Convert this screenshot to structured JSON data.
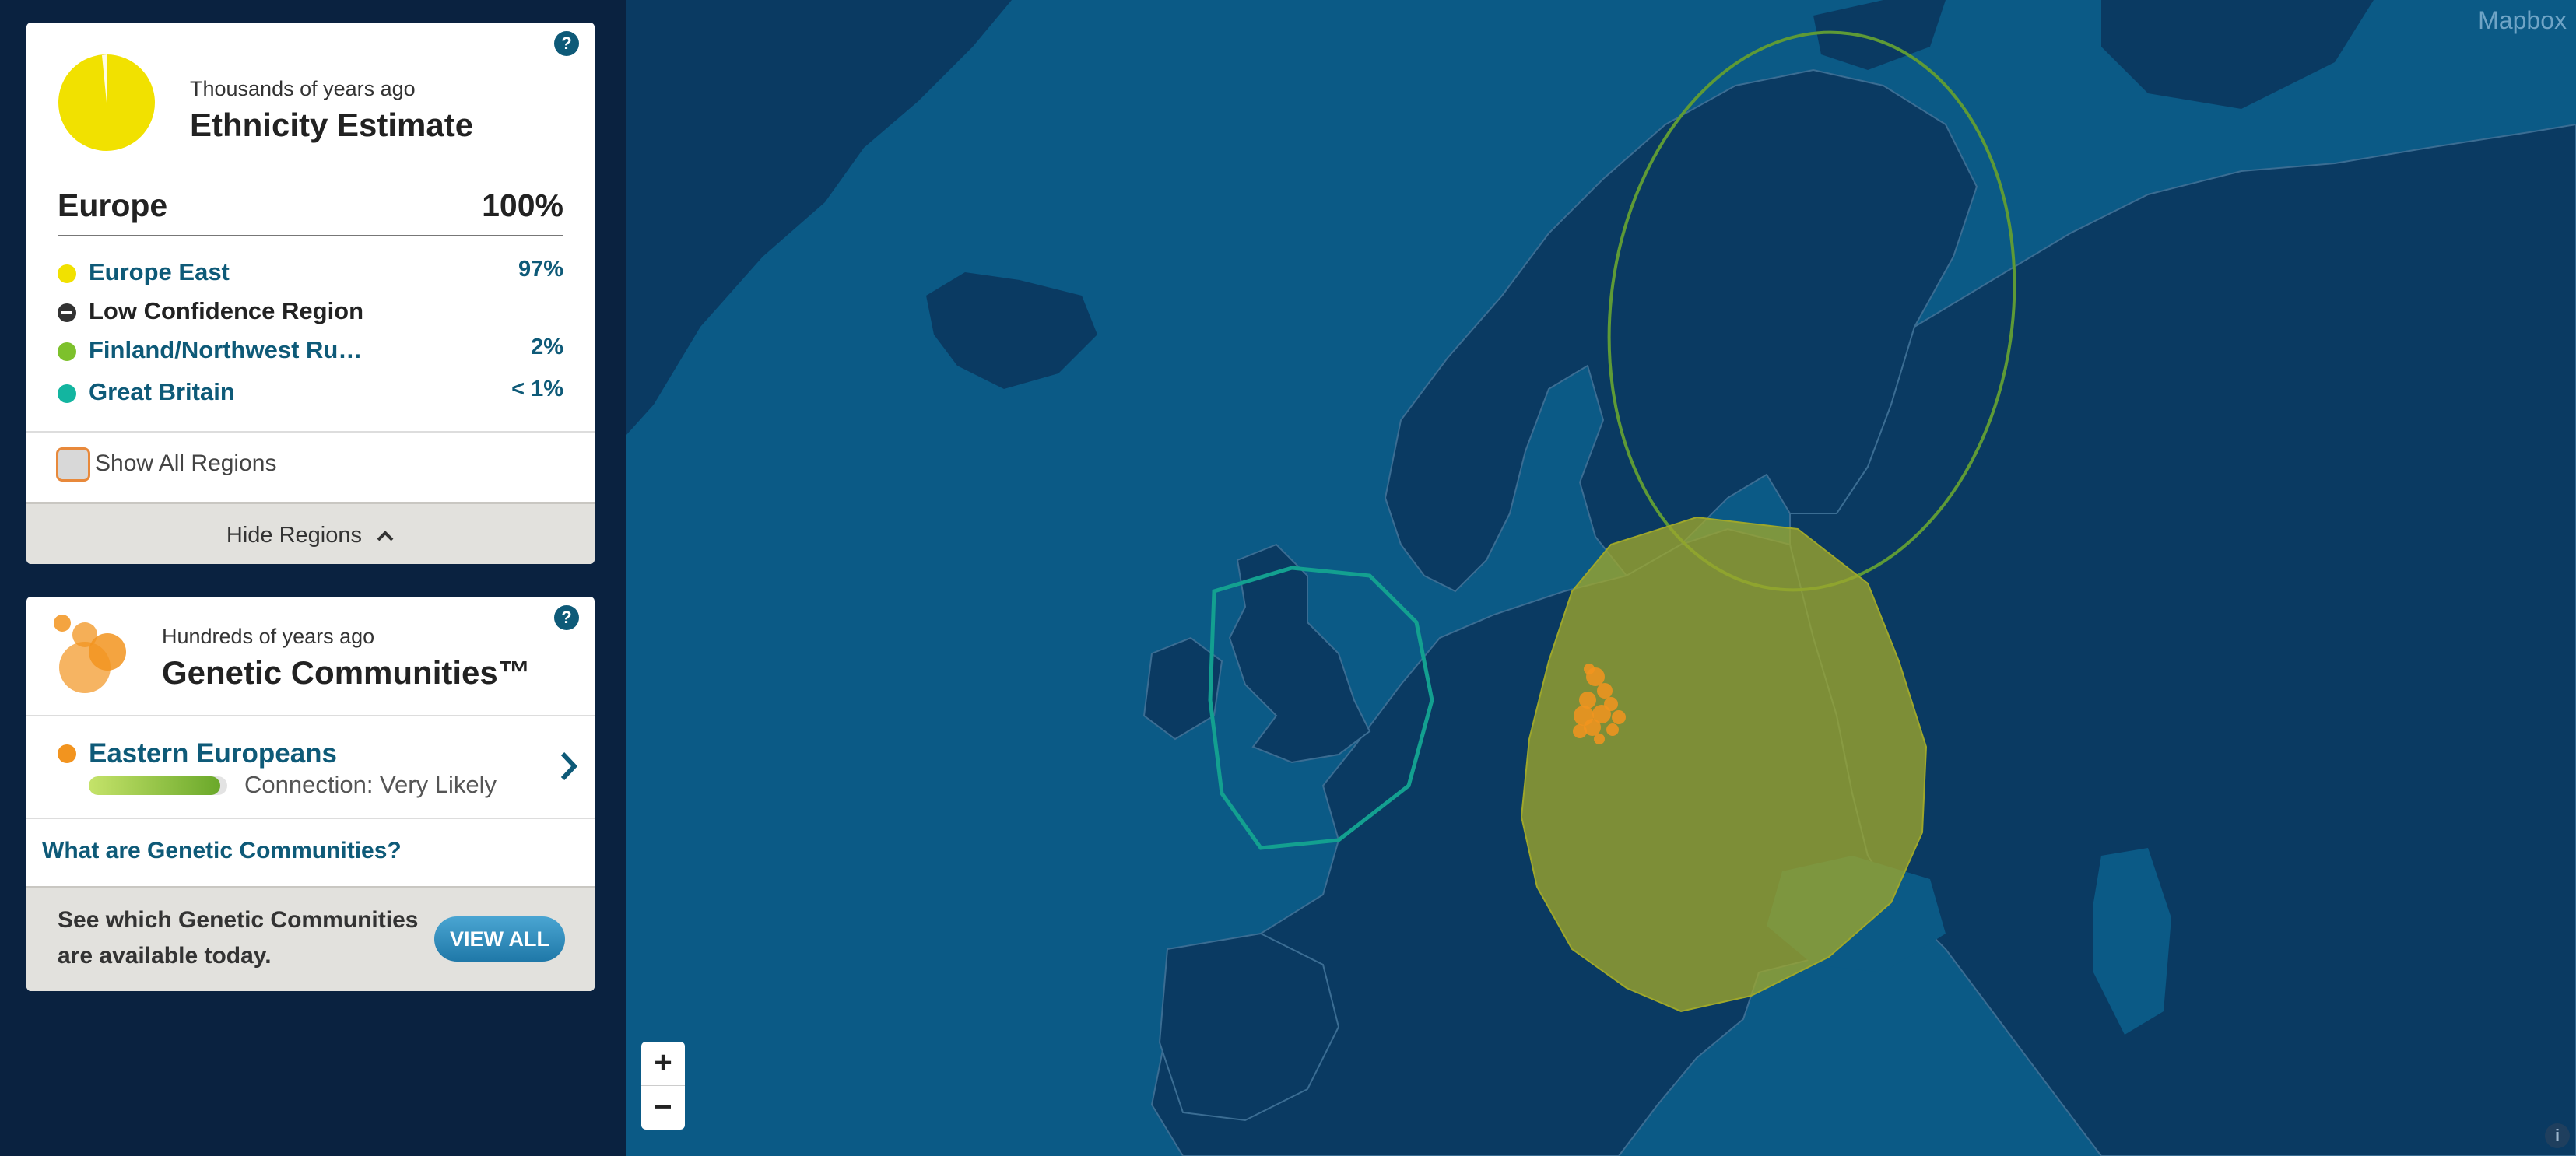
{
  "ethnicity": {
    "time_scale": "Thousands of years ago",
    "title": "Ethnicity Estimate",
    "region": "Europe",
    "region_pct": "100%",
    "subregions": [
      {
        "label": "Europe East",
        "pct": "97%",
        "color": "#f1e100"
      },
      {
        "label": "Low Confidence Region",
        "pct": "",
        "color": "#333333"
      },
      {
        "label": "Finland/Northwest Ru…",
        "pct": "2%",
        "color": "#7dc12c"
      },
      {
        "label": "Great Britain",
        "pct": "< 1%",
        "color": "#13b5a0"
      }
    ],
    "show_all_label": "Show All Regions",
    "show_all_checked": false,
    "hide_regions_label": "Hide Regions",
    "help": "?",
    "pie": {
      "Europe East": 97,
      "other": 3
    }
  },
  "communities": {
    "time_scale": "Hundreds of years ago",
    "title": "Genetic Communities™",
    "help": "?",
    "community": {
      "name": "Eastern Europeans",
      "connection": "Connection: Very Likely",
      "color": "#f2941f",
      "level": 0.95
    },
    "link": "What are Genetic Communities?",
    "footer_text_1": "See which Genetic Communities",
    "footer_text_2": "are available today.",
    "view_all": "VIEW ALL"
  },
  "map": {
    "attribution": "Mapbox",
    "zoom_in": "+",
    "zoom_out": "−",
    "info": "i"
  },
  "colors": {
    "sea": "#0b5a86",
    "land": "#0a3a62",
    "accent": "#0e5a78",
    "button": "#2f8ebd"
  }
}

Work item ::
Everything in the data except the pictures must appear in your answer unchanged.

Your response ::
Convert this screenshot to structured JSON data.
{
  "ethnicity": {
    "time_scale": "Thousands of years ago",
    "title": "Ethnicity Estimate",
    "region": "Europe",
    "region_pct": "100%",
    "subregions": [
      {
        "label": "Europe East",
        "pct": "97%",
        "color": "#f1e100"
      },
      {
        "label": "Low Confidence Region",
        "pct": "",
        "color": "#333333"
      },
      {
        "label": "Finland/Northwest Ru…",
        "pct": "2%",
        "color": "#7dc12c"
      },
      {
        "label": "Great Britain",
        "pct": "< 1%",
        "color": "#13b5a0"
      }
    ],
    "show_all_label": "Show All Regions",
    "show_all_checked": false,
    "hide_regions_label": "Hide Regions",
    "help": "?",
    "pie": {
      "Europe East": 97,
      "other": 3
    }
  },
  "communities": {
    "time_scale": "Hundreds of years ago",
    "title": "Genetic Communities™",
    "help": "?",
    "community": {
      "name": "Eastern Europeans",
      "connection": "Connection: Very Likely",
      "color": "#f2941f",
      "level": 0.95
    },
    "link": "What are Genetic Communities?",
    "footer_text_1": "See which Genetic Communities",
    "footer_text_2": "are available today.",
    "view_all": "VIEW ALL"
  },
  "map": {
    "attribution": "Mapbox",
    "zoom_in": "+",
    "zoom_out": "−",
    "info": "i"
  },
  "colors": {
    "sea": "#0b5a86",
    "land": "#0a3a62",
    "accent": "#0e5a78",
    "button": "#2f8ebd"
  }
}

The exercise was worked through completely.